:: Goal of the exercise ::
Repeat each entry as written, dropping any picture you find.

Items from a dataset
<<<<

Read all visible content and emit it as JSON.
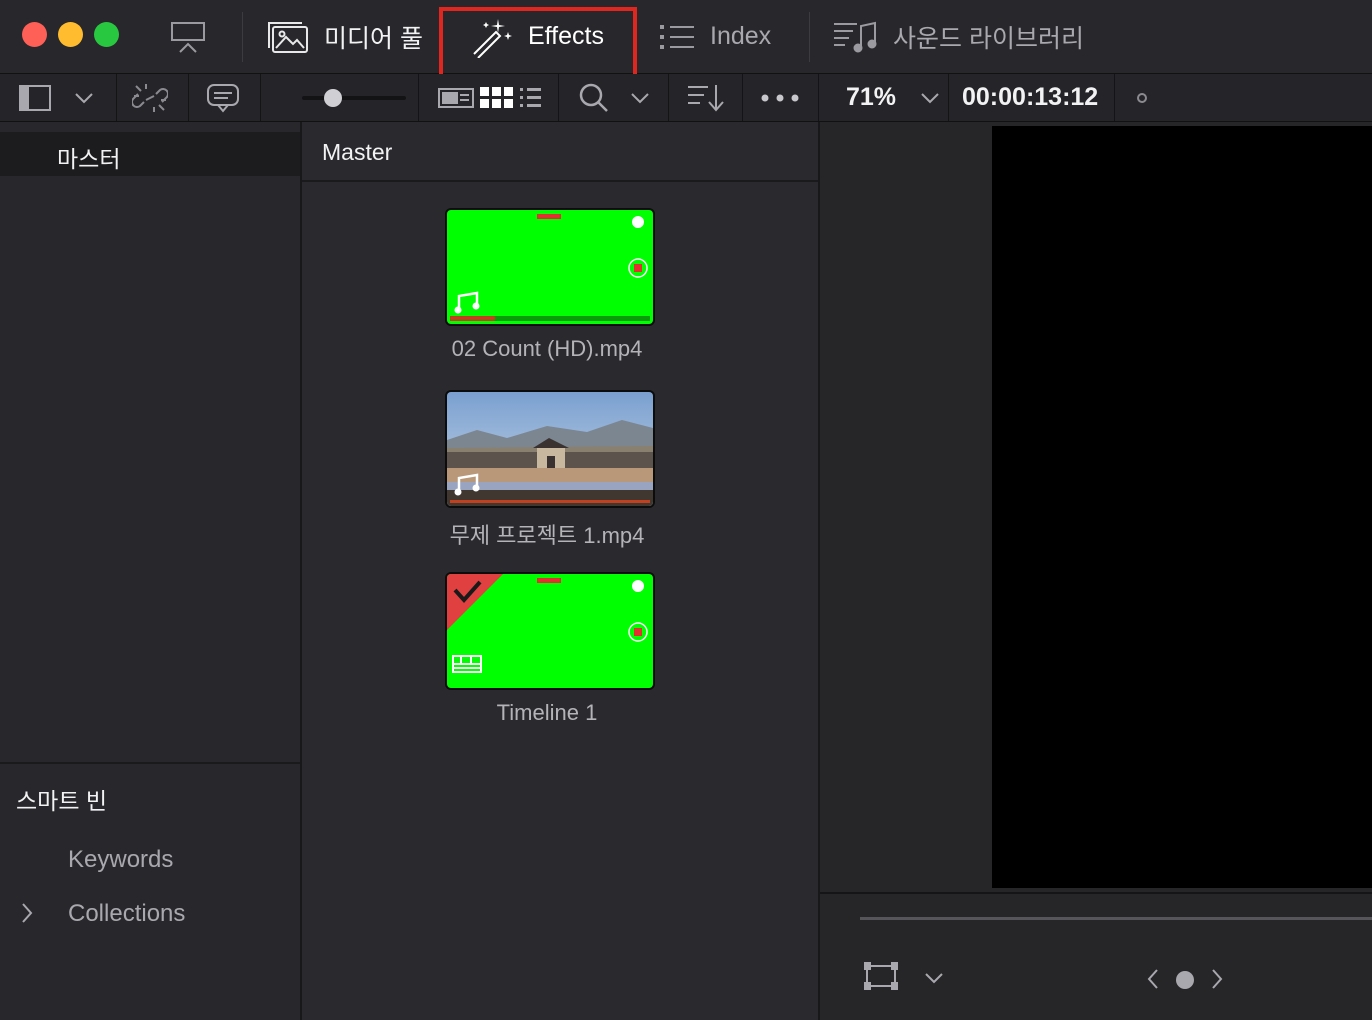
{
  "window": {
    "traffic_lights": {
      "close": "#fe5f57",
      "minimize": "#febc2e",
      "zoom": "#28c840"
    }
  },
  "tabs": [
    {
      "label": "미디어 풀",
      "icon": "media-pool-icon"
    },
    {
      "label": "Effects",
      "icon": "magic-wand-icon",
      "highlighted": true
    },
    {
      "label": "Index",
      "icon": "list-icon"
    },
    {
      "label": "사운드 라이브러리",
      "icon": "sound-library-icon"
    }
  ],
  "highlight_color": "#e0271f",
  "toolbar": {
    "zoom_value": "71%",
    "timecode": "00:00:13:12",
    "thumbnail_size_fraction": 0.25
  },
  "sidebar": {
    "master_label": "마스터",
    "smart_bin_title": "스마트 빈",
    "smart_bins": [
      {
        "label": "Keywords",
        "expandable": false
      },
      {
        "label": "Collections",
        "expandable": true
      }
    ]
  },
  "bins": {
    "title": "Master",
    "clips": [
      {
        "name": "02 Count (HD).mp4",
        "type": "audio-video",
        "thumbnail": "green-screen"
      },
      {
        "name": "무제 프로젝트 1.mp4",
        "type": "audio-video",
        "thumbnail": "palace-photo"
      },
      {
        "name": "Timeline 1",
        "type": "timeline",
        "thumbnail": "green-screen",
        "checked": true
      }
    ],
    "green_screen_color": "#00ff00"
  }
}
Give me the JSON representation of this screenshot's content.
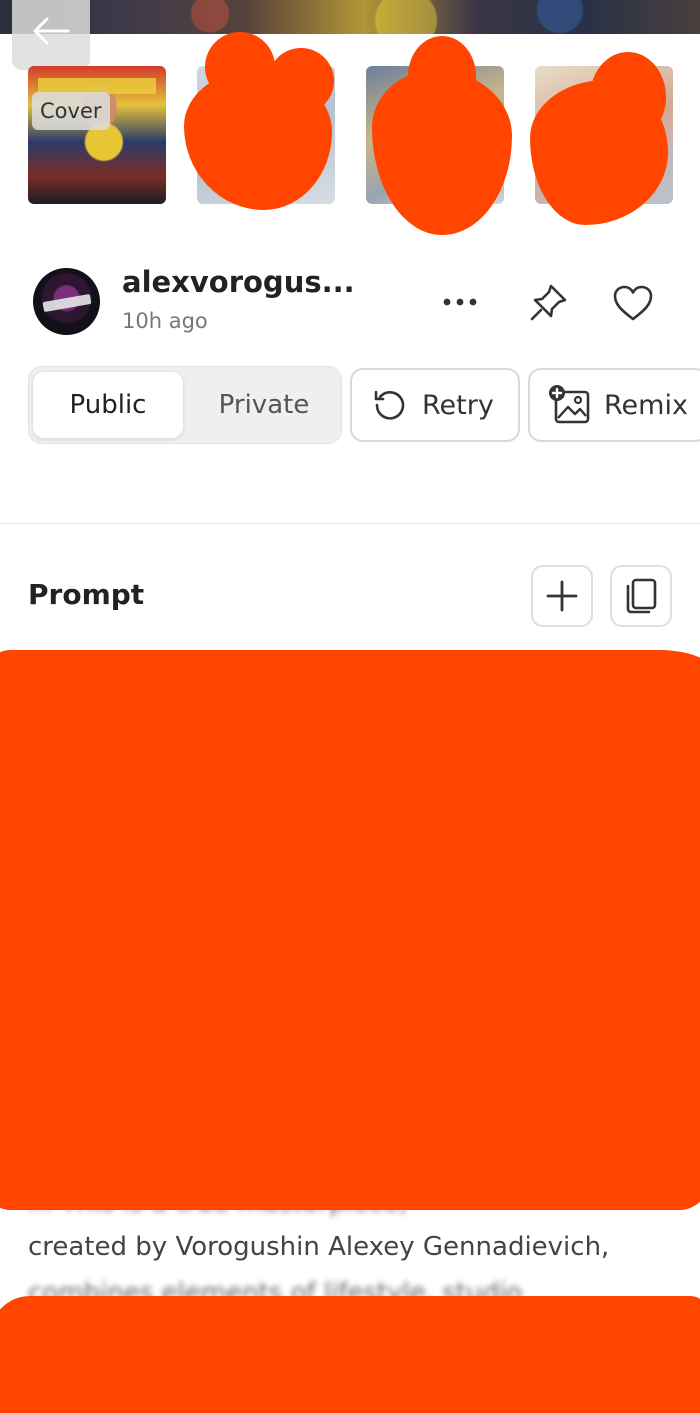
{
  "header": {
    "back_icon": "arrow-left-icon"
  },
  "gallery": {
    "cover_label": "Cover"
  },
  "post": {
    "username": "alexvorogus...",
    "timestamp": "10h ago",
    "icons": [
      "more-horizontal-icon",
      "pin-icon",
      "heart-icon"
    ]
  },
  "visibility": {
    "options": [
      "Public",
      "Private"
    ],
    "selected": "Public"
  },
  "actions": {
    "retry_label": "Retry",
    "remix_label": "Remix"
  },
  "prompt": {
    "title": "Prompt",
    "visible_line": "created by Vorogushin Alexey Gennadievich,",
    "blurred_above": "... This is a true masterpiece,",
    "blurred_below": "combines elements of lifestyle, studio"
  },
  "colors": {
    "redaction": "#ff4500",
    "accent_border": "#d9d9d9"
  }
}
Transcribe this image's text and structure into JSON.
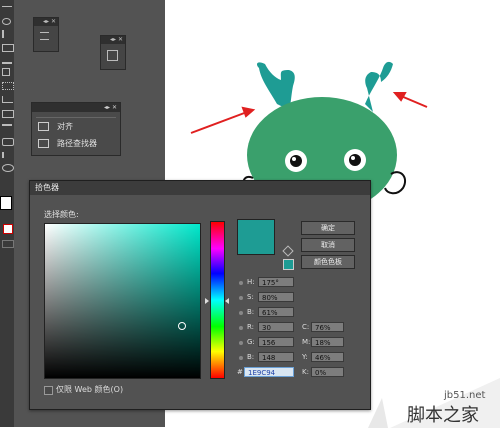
{
  "colors": {
    "workspace_bg": "#535353",
    "toolbar_bg": "#3a3a3a",
    "dialog_bg": "#525252",
    "dragon_body": "#3aa06c",
    "dragon_horns": "#1e9c94",
    "arrow_red": "#e02020",
    "current_color": "#1e9c94",
    "hex_field_bg": "#d9e6f2"
  },
  "align_panel": {
    "title_icons": "◂▸ ✕",
    "items": [
      {
        "label": "对齐",
        "icon": "align-icon"
      },
      {
        "label": "路径查找器",
        "icon": "pathfinder-icon"
      }
    ]
  },
  "mini_panels": {
    "panel1_title": "◂▸ ✕",
    "panel2_title": "◂▸ ✕"
  },
  "color_picker": {
    "title": "拾色器",
    "select_label": "选择颜色:",
    "buttons": {
      "ok": "确定",
      "cancel": "取消",
      "swatches": "颜色色板"
    },
    "hsb": {
      "h_label": "H:",
      "h_value": "175°",
      "s_label": "S:",
      "s_value": "80%",
      "b_label": "B:",
      "b_value": "61%"
    },
    "rgb": {
      "r_label": "R:",
      "r_value": "30",
      "g_label": "G:",
      "g_value": "156",
      "b_label": "B:",
      "b_value": "148"
    },
    "cmyk": {
      "c_label": "C:",
      "c_value": "76%",
      "m_label": "M:",
      "m_value": "18%",
      "y_label": "Y:",
      "y_value": "46%",
      "k_label": "K:",
      "k_value": "0%"
    },
    "hex_label": "#",
    "hex_value": "1E9C94",
    "web_only_label": "仅限 Web 颜色(O)"
  },
  "watermark": {
    "url": "jb51.net",
    "name": "脚本之家"
  }
}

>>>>

:: Written solution ::
Read all visible content and emit it as JSON.
{
  "window": {
    "traffic_lights": {
      "close": "#fe5f57",
      "minimize": "#febc2e",
      "zoom": "#28c840"
    }
  },
  "tabs": [
    {
      "label": "미디어 풀",
      "icon": "media-pool-icon"
    },
    {
      "label": "Effects",
      "icon": "magic-wand-icon",
      "highlighted": true
    },
    {
      "label": "Index",
      "icon": "list-icon"
    },
    {
      "label": "사운드 라이브러리",
      "icon": "sound-library-icon"
    }
  ],
  "highlight_color": "#e0271f",
  "toolbar": {
    "zoom_value": "71%",
    "timecode": "00:00:13:12",
    "thumbnail_size_fraction": 0.25
  },
  "sidebar": {
    "master_label": "마스터",
    "smart_bin_title": "스마트 빈",
    "smart_bins": [
      {
        "label": "Keywords",
        "expandable": false
      },
      {
        "label": "Collections",
        "expandable": true
      }
    ]
  },
  "bins": {
    "title": "Master",
    "clips": [
      {
        "name": "02 Count (HD).mp4",
        "type": "audio-video",
        "thumbnail": "green-screen"
      },
      {
        "name": "무제 프로젝트 1.mp4",
        "type": "audio-video",
        "thumbnail": "palace-photo"
      },
      {
        "name": "Timeline 1",
        "type": "timeline",
        "thumbnail": "green-screen",
        "checked": true
      }
    ],
    "green_screen_color": "#00ff00"
  }
}
Give me the JSON representation of this screenshot's content.
{
  "header": {
    "back_icon": "arrow-left-icon"
  },
  "gallery": {
    "cover_label": "Cover"
  },
  "post": {
    "username": "alexvorogus...",
    "timestamp": "10h ago",
    "icons": [
      "more-horizontal-icon",
      "pin-icon",
      "heart-icon"
    ]
  },
  "visibility": {
    "options": [
      "Public",
      "Private"
    ],
    "selected": "Public"
  },
  "actions": {
    "retry_label": "Retry",
    "remix_label": "Remix"
  },
  "prompt": {
    "title": "Prompt",
    "visible_line": "created by Vorogushin Alexey Gennadievich,",
    "blurred_above": "... This is a true masterpiece,",
    "blurred_below": "combines elements of lifestyle, studio"
  },
  "colors": {
    "redaction": "#ff4500",
    "accent_border": "#d9d9d9"
  }
}
Transcribe this image's text and structure into JSON.
{
  "colors": {
    "workspace_bg": "#535353",
    "toolbar_bg": "#3a3a3a",
    "dialog_bg": "#525252",
    "dragon_body": "#3aa06c",
    "dragon_horns": "#1e9c94",
    "arrow_red": "#e02020",
    "current_color": "#1e9c94",
    "hex_field_bg": "#d9e6f2"
  },
  "align_panel": {
    "title_icons": "◂▸ ✕",
    "items": [
      {
        "label": "对齐",
        "icon": "align-icon"
      },
      {
        "label": "路径查找器",
        "icon": "pathfinder-icon"
      }
    ]
  },
  "mini_panels": {
    "panel1_title": "◂▸ ✕",
    "panel2_title": "◂▸ ✕"
  },
  "color_picker": {
    "title": "拾色器",
    "select_label": "选择颜色:",
    "buttons": {
      "ok": "确定",
      "cancel": "取消",
      "swatches": "颜色色板"
    },
    "hsb": {
      "h_label": "H:",
      "h_value": "175°",
      "s_label": "S:",
      "s_value": "80%",
      "b_label": "B:",
      "b_value": "61%"
    },
    "rgb": {
      "r_label": "R:",
      "r_value": "30",
      "g_label": "G:",
      "g_value": "156",
      "b_label": "B:",
      "b_value": "148"
    },
    "cmyk": {
      "c_label": "C:",
      "c_value": "76%",
      "m_label": "M:",
      "m_value": "18%",
      "y_label": "Y:",
      "y_value": "46%",
      "k_label": "K:",
      "k_value": "0%"
    },
    "hex_label": "#",
    "hex_value": "1E9C94",
    "web_only_label": "仅限 Web 颜色(O)"
  },
  "watermark": {
    "url": "jb51.net",
    "name": "脚本之家"
  }
}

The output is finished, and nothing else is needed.